[Dataset excerpts]
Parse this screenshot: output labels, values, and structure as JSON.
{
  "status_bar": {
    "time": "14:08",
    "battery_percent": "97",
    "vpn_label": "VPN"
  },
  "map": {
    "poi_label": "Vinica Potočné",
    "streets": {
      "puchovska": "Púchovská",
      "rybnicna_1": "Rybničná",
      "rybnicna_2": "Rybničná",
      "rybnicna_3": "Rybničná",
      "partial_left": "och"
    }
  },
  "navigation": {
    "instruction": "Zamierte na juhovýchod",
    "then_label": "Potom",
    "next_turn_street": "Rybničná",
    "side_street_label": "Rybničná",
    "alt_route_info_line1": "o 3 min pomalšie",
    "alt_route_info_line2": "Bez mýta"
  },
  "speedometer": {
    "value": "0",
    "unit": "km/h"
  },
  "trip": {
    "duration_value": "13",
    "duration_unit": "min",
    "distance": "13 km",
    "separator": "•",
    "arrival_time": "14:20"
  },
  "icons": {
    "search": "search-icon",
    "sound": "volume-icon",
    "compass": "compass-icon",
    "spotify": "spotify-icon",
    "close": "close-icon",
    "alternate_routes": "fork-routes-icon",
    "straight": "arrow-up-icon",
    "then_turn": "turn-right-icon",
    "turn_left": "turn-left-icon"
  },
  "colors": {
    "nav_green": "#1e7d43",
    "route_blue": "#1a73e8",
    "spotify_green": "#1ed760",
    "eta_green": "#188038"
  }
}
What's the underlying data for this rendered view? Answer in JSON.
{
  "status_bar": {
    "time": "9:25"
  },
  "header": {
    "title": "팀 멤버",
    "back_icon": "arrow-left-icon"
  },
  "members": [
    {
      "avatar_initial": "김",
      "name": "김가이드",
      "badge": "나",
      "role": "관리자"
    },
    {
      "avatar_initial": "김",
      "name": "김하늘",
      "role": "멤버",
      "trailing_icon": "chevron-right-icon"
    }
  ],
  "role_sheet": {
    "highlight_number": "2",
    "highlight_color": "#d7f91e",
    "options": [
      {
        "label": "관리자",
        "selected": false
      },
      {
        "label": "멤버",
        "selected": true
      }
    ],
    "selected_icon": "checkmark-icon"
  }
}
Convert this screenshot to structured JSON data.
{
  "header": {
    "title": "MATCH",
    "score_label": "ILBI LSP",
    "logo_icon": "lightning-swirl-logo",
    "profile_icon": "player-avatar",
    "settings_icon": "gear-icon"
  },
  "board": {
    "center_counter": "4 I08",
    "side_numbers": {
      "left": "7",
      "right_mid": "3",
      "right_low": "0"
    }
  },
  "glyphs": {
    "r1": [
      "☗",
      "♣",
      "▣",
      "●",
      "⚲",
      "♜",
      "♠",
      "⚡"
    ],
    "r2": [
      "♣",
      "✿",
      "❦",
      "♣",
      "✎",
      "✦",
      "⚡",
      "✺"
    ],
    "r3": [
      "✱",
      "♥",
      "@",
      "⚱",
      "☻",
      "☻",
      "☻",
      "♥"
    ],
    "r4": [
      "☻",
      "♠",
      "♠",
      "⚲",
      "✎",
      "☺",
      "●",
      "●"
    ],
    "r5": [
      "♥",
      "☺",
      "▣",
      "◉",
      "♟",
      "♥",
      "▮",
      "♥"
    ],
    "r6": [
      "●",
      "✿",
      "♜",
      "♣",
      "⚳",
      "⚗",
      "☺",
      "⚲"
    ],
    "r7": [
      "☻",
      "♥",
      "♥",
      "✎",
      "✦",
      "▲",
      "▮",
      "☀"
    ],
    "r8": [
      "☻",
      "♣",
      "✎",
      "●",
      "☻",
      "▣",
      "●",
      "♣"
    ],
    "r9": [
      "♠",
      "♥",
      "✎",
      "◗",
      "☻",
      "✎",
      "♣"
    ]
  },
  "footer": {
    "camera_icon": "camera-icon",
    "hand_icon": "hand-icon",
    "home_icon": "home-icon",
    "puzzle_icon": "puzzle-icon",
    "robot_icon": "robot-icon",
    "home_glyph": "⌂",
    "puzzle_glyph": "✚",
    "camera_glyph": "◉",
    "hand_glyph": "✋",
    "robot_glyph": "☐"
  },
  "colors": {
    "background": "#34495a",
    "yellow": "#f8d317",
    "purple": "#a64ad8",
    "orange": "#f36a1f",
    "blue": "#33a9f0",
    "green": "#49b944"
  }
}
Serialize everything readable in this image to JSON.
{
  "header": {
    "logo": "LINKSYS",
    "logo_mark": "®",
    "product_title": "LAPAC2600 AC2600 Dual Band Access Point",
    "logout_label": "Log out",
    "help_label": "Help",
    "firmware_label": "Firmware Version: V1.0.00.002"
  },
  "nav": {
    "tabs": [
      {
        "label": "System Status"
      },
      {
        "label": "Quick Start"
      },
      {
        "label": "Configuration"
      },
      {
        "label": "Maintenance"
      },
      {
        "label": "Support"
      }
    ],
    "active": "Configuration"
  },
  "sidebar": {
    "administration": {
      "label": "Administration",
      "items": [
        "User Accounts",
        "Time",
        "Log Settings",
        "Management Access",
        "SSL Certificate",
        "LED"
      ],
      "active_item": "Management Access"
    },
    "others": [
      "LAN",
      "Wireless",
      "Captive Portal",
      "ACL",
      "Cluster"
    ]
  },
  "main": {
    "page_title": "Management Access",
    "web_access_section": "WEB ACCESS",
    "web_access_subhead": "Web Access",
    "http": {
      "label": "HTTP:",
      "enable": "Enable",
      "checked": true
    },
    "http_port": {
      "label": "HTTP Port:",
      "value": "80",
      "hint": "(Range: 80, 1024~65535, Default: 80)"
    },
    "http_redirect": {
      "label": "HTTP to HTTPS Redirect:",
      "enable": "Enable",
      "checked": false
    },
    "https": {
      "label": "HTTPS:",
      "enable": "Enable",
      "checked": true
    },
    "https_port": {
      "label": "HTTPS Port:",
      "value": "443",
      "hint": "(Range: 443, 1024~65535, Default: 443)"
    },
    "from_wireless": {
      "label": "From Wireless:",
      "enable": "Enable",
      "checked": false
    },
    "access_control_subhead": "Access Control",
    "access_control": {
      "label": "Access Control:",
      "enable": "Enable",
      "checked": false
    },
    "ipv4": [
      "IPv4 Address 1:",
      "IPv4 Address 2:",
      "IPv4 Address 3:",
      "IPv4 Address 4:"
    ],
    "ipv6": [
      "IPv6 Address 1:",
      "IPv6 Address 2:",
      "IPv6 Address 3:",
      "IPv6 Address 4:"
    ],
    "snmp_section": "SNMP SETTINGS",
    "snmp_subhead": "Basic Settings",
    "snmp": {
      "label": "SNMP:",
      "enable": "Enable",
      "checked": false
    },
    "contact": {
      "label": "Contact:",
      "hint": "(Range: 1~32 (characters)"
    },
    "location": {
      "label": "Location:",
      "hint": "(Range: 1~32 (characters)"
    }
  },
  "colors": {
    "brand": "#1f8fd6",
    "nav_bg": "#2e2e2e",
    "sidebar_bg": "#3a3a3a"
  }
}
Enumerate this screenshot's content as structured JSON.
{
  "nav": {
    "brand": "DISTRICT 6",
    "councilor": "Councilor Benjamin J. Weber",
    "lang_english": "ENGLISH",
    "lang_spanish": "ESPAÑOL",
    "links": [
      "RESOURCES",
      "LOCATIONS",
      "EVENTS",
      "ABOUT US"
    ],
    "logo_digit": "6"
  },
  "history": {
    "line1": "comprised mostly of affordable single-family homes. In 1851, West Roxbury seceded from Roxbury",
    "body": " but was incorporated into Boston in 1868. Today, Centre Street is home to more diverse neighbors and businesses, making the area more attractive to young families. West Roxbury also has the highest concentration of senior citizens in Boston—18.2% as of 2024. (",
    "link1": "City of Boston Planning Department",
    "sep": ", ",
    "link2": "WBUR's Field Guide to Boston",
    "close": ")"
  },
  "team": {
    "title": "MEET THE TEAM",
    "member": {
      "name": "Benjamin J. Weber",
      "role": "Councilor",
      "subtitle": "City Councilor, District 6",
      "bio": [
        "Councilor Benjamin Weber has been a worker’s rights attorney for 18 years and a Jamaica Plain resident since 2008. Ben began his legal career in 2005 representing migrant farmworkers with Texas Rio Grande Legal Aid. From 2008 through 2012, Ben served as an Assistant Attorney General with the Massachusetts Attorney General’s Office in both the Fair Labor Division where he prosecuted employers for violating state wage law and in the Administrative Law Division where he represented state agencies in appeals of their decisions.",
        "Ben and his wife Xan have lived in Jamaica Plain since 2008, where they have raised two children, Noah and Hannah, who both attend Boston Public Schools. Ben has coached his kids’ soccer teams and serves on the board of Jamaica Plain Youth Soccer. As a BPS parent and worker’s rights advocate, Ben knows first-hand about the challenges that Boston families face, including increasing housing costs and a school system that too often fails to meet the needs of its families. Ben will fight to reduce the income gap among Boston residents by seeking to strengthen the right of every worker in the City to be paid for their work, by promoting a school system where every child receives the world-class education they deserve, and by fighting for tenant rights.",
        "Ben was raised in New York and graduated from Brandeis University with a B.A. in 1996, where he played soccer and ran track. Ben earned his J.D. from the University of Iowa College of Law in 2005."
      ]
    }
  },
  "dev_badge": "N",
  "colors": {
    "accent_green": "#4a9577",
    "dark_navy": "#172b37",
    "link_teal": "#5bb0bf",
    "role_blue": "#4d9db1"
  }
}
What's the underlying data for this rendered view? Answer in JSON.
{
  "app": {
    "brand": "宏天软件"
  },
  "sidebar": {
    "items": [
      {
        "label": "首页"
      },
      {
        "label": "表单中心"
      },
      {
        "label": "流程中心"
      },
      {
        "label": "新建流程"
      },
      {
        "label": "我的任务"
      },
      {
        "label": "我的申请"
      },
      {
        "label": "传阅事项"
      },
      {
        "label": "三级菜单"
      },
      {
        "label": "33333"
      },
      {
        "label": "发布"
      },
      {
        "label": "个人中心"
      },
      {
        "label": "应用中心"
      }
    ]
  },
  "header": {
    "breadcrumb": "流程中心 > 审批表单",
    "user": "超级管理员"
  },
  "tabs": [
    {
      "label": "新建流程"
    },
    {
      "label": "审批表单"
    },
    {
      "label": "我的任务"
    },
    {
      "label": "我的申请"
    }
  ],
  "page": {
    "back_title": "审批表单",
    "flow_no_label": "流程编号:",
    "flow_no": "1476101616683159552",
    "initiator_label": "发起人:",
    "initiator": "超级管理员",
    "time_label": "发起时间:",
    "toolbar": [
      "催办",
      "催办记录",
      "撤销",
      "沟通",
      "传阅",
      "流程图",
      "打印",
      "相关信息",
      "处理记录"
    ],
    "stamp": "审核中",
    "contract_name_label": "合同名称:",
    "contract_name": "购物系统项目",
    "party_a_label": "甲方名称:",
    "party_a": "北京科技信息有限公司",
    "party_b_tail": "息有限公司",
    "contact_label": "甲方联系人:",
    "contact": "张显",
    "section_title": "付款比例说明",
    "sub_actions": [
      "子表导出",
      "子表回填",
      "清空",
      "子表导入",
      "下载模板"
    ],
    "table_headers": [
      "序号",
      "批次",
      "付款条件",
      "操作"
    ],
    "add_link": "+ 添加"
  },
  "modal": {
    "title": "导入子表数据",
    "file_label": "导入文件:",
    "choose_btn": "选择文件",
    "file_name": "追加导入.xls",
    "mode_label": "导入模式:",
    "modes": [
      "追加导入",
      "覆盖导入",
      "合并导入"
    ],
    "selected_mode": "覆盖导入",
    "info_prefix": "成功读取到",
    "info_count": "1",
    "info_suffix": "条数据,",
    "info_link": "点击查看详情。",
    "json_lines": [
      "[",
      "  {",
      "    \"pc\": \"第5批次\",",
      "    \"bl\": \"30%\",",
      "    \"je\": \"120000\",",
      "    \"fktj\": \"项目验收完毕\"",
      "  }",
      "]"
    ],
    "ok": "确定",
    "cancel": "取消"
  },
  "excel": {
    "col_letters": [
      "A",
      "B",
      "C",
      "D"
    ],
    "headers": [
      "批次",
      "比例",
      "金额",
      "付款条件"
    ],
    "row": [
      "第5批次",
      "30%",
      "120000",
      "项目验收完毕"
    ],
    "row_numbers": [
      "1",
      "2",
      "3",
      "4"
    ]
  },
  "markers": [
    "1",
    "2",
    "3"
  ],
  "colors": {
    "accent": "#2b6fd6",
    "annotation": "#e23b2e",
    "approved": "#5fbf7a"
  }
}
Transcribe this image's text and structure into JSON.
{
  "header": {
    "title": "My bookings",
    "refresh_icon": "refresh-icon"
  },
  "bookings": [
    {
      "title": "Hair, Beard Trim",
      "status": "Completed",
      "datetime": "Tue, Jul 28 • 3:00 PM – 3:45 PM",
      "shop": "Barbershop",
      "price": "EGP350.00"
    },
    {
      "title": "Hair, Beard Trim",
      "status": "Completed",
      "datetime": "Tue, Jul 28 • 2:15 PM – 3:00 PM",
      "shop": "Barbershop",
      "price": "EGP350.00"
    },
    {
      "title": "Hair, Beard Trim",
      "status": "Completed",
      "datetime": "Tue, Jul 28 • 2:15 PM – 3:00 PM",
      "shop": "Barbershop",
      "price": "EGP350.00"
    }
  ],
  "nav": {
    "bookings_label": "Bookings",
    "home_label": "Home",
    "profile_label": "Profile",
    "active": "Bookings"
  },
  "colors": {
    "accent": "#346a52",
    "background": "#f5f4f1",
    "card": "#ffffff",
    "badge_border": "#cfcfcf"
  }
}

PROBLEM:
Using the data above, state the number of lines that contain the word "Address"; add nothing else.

SOLUTION TO THIS EXERCISE:
8